“It’s about density,” Schultz said. “Two hundred cats on 100 acres isn’t’ a problem. Twenty cats on half an acre is.”
In nine of 10 situations, Coleman said, residents who call her organization about feral cats prefer that the cats be unharmed and returned to where they were after TNVR, and rabies boosters are administered at 18-month intervals.
If owners want the cats off their property, there is a farm colony where they can be taken, although it is rapidly filling up, Coleman said.
If the animals are removed by the county, Mathias said, they are held for up to two weeks. After that, unclaimed animals that are human-friendly go to the humane society or a foster home. Those that are fully feral are euthanized.
Generally speaking, the commission did not want to see a mass extermination of feral cats, nor did they want to see colonies proliferate in areas where residents found them to be a nuisance.
“There’s no easy answer,” said Mayor Rick Meehan. “From a practical standpoint, we don’t need to be further developing cat colonies in town.”
“If the cats are sick and a danger to the public, there should be no question [about removal],” Cymek said. “But I think we need to get out there and start looking at the colonies before we decide [on a legislative direction]. It’s not going to be a mass cull or euthanization.”
Schultz reiterated that any solution – TNVR or otherwise – would never be completely risk-free or legally waterproof, and it was up to the city to find the least problematic and most humane route. He joked that the most natural, hands-off way to control the level of feral cats would be to introduce coyotes or monitor lizards to Ocean City.
“It would work biologically, but that doesn’t mean it would go over well legally,” he said.
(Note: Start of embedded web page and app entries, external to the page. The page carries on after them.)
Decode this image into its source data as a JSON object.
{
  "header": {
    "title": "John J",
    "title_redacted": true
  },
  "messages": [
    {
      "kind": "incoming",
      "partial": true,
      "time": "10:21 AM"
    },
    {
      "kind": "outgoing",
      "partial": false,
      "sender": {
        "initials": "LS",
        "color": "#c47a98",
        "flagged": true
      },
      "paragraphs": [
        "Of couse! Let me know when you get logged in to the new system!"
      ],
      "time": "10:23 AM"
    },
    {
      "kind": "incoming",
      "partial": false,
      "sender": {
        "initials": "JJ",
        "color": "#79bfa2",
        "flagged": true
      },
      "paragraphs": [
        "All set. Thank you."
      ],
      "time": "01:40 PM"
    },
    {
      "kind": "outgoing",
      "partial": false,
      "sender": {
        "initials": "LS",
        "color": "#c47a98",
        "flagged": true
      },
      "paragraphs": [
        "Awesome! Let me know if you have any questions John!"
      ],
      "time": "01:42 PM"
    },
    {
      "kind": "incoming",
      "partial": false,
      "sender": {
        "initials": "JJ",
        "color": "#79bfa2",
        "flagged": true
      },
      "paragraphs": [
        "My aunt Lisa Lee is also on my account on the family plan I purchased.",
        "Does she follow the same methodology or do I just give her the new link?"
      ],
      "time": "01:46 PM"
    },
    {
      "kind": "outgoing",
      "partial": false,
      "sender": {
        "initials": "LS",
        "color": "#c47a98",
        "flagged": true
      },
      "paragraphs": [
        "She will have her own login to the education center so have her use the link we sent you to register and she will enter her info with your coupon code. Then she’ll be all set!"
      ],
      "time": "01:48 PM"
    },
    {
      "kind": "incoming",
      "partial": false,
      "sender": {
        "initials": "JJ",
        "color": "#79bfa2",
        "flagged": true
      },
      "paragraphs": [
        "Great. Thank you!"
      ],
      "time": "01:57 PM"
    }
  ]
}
The city currently has $4,500 earmarked in the coming budget year for aid to TNVR groups operating in Ocean City. That funding will remain available until the city council decides otherwise, Cymek said.